Those who have refused to vaccinate their children because of fears generated by a thoroughly debunked idea of a link between vaccines and autism have not really suffered much negative consequences for putting others, especially infants and elderly people, at risk. The anti-vaxxers are threatening the health of all of us while at the same time benefiting from the fact that the rest of us got vaccinated and thus will not pass it on to them. They are the real moochers. While scientists and the medical profession have expressed strong condemnation of the practice of not vaccinating, the public and the media have not been so outraged and celebrity spokespersons for the anti-vax movement still make the rounds of media.
This may be changing due to the recent outbreak of measles that has been traced to Disneyland.
Disneyland is urging the parents of children who are not vaccinated against measles to stay away from the theme park because of the risk from California’s outbreak of the disease.

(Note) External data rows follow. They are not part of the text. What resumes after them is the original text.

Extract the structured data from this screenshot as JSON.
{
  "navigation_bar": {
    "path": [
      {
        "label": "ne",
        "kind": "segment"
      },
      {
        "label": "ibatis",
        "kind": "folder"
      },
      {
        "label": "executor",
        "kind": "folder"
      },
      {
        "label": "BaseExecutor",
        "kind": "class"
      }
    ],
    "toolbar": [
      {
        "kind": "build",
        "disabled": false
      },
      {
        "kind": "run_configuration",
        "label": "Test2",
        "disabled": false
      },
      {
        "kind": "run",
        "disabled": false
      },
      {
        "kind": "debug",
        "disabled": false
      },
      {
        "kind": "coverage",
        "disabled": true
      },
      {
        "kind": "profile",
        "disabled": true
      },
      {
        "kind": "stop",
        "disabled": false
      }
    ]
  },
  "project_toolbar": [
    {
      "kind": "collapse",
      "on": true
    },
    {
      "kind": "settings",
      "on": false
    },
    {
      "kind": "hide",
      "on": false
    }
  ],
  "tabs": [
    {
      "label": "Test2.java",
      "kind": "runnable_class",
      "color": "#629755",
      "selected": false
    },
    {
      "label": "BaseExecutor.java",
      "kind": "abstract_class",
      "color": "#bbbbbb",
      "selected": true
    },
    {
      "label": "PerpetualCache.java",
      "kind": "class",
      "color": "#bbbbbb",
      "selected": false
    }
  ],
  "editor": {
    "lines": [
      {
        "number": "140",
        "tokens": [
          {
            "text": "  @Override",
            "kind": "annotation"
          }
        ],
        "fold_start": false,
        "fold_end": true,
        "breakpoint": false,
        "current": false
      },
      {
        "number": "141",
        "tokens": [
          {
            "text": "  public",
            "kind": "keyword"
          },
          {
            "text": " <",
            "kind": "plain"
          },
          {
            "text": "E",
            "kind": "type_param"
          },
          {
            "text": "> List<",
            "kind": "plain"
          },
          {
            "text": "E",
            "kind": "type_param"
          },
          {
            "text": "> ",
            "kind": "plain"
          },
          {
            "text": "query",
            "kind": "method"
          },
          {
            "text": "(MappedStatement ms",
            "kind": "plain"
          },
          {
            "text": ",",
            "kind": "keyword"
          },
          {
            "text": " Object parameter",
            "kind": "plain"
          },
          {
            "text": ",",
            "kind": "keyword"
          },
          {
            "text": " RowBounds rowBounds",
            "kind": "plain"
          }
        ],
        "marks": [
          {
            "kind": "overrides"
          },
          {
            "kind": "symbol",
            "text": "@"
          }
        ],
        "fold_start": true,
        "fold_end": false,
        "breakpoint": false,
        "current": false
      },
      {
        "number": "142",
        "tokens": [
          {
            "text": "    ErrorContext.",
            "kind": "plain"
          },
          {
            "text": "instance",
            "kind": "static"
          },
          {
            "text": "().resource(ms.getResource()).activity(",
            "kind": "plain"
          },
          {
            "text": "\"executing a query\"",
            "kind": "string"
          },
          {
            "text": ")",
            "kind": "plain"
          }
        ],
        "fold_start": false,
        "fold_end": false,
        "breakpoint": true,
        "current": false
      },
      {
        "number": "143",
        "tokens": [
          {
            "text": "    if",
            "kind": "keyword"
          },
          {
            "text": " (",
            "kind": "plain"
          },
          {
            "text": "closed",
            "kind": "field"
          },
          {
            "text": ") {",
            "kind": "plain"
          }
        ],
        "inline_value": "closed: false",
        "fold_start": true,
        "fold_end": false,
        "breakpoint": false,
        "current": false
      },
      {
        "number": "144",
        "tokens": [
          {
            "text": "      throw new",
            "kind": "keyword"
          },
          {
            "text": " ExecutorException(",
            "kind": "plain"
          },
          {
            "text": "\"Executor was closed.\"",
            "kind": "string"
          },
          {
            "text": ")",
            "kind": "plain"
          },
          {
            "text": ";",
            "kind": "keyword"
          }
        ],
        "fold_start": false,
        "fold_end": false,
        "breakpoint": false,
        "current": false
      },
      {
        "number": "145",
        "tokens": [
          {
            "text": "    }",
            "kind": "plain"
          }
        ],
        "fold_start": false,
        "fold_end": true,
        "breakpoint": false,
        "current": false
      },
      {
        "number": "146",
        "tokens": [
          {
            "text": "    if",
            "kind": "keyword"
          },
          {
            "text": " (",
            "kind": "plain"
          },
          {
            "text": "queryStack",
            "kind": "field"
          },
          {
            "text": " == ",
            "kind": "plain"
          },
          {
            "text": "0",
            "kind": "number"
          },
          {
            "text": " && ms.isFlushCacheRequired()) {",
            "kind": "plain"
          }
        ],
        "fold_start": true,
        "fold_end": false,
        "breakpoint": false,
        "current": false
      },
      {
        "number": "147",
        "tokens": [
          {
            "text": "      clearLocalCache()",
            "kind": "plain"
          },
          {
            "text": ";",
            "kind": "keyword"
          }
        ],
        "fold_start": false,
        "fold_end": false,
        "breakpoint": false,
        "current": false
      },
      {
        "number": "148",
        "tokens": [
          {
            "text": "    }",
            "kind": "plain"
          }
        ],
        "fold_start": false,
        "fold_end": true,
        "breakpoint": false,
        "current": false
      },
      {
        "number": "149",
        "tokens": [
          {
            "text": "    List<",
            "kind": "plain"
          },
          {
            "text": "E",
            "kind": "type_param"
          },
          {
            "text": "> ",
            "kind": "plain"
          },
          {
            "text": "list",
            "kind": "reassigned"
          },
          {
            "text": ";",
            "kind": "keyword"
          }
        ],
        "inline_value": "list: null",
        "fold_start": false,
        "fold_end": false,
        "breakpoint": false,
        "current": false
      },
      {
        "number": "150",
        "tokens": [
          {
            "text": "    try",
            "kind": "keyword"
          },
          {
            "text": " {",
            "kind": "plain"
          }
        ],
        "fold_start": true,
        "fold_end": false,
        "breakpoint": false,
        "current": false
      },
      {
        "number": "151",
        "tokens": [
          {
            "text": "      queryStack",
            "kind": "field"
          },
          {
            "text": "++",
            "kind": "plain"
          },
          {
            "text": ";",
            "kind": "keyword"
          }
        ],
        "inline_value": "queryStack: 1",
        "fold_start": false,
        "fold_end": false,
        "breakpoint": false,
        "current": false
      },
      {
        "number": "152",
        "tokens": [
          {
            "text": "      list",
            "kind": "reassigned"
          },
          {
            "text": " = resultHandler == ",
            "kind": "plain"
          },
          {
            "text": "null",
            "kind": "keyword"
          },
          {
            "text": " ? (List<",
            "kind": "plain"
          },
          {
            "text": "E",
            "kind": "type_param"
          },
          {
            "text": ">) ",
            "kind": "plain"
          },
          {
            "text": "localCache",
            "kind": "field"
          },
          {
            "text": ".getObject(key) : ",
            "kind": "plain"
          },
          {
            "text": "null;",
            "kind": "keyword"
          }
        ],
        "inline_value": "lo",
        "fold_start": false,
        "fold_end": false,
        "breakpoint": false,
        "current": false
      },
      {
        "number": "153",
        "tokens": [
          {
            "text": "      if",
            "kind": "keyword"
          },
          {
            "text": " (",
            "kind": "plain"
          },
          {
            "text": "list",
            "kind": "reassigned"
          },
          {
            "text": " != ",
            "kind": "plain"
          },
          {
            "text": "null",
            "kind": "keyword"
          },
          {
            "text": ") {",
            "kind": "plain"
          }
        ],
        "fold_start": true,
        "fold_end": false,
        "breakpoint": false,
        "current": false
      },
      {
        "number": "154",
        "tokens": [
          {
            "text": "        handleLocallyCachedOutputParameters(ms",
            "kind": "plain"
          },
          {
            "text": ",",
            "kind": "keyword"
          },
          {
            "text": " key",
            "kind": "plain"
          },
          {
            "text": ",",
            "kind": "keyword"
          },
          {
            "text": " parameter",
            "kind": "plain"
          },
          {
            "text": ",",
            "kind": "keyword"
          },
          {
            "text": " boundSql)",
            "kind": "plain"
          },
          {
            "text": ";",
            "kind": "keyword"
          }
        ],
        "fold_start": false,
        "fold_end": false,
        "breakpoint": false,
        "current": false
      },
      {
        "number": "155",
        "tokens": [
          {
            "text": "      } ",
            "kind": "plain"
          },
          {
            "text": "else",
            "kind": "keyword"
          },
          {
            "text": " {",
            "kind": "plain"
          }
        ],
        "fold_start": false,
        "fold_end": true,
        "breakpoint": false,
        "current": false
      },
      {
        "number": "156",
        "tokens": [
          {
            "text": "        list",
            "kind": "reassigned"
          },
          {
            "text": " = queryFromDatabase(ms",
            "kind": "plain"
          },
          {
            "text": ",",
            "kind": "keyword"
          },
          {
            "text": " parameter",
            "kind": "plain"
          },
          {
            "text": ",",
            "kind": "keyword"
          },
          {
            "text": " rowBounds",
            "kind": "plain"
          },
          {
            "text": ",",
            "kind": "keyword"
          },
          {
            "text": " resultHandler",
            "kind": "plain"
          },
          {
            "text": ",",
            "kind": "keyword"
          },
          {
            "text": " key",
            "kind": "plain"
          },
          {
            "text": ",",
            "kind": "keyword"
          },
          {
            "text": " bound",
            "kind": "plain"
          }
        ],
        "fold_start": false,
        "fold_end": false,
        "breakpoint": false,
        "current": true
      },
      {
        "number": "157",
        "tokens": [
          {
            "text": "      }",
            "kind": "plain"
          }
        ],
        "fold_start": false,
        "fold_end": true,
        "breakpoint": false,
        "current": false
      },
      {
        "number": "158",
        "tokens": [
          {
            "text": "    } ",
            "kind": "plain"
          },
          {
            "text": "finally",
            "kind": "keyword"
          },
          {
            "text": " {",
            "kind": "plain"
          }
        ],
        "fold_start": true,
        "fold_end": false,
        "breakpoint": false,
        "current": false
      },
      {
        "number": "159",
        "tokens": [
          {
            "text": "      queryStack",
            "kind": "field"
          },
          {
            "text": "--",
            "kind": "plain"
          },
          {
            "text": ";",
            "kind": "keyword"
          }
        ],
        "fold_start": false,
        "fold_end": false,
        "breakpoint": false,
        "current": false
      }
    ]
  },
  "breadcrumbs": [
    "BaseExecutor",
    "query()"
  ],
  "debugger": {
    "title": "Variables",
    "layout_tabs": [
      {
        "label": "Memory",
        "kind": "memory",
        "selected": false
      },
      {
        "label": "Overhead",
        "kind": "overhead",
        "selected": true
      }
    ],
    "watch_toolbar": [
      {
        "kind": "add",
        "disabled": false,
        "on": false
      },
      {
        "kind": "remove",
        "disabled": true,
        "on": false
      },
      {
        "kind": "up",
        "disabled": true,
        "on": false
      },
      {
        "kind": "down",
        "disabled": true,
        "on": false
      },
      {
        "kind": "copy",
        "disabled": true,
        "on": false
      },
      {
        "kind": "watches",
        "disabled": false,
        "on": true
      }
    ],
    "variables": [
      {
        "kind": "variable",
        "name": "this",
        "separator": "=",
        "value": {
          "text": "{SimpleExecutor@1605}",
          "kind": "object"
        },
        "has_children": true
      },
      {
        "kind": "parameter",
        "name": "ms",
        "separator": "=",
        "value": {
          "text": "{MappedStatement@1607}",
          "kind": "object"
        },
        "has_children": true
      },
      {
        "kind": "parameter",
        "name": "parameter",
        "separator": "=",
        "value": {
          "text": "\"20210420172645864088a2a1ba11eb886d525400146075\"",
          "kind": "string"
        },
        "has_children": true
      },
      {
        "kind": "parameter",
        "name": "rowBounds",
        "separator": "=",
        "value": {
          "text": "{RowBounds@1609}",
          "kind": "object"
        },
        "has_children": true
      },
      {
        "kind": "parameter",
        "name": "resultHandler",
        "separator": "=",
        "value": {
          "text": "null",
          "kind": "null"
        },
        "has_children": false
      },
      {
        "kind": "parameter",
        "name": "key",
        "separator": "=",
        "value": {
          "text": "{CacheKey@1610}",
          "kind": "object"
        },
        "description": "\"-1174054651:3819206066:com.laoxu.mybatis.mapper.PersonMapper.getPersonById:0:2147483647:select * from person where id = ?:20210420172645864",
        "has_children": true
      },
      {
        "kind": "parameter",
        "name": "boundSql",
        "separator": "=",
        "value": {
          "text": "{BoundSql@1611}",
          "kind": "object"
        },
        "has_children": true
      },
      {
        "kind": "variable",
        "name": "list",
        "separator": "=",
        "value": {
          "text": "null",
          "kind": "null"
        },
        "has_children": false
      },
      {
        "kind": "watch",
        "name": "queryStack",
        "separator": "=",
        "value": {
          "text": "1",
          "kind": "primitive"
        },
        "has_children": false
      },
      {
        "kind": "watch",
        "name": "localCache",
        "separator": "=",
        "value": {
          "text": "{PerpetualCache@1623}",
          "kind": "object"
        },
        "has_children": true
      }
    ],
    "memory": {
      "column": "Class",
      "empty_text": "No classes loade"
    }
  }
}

Five employees at Disneyland, where the outbreak began, have been diagnosed with measles. The company told other employees who had had contact with them to stay home unless they show evidence of vaccination or take a blood test to demonstrate immunity.
The outbreak has been traced to an unvaccinated young woman who became sick and contagious on 28 December while at Disneyland. Soon afterward, she flew to Washington state before returning to Orange County, which encompasses Disneyland.
Orange County is an anti-vaccination hotspot because some wealthy parents delay or avoid vaccinating their children, fearing side effects or because they think the risk of infection is low. The medical establishment insists vaccines are safe.
What makes this resurgence disturbing is that in 2000 the US had been declared free of measles. Measles is a highly contagious disease. As Dr. William Schaffner, infectious disease specialist at Vanderbilt Medical Center, says:
[The virus] can float in the air in an enclosed space. And you leave – you’re the spreader – and then a susceptible person can come in a half hour later, breathe the air that contains the virus and they can get sick. No other virus that we know spreads that readily.
Marc Siegel, associate professor of medicine at NYU Langone Medical Center, is the resident medical expert at Fox News, which would normally make me expect to see him spout whatever medical nonsense the audience of Fox News believes. But he took a recent appearance to lash out at the anti-vaxxers for not taking the measles vaccine. He said that there is no ‘debate’ about the vaccines because it is the greatest vaccine ever invented that succeeded in stamping out the most contagious disease.
We need much more like this.
If even Fox News is having its own people air views like this, there might be some hope for stamping out this dangerous practice.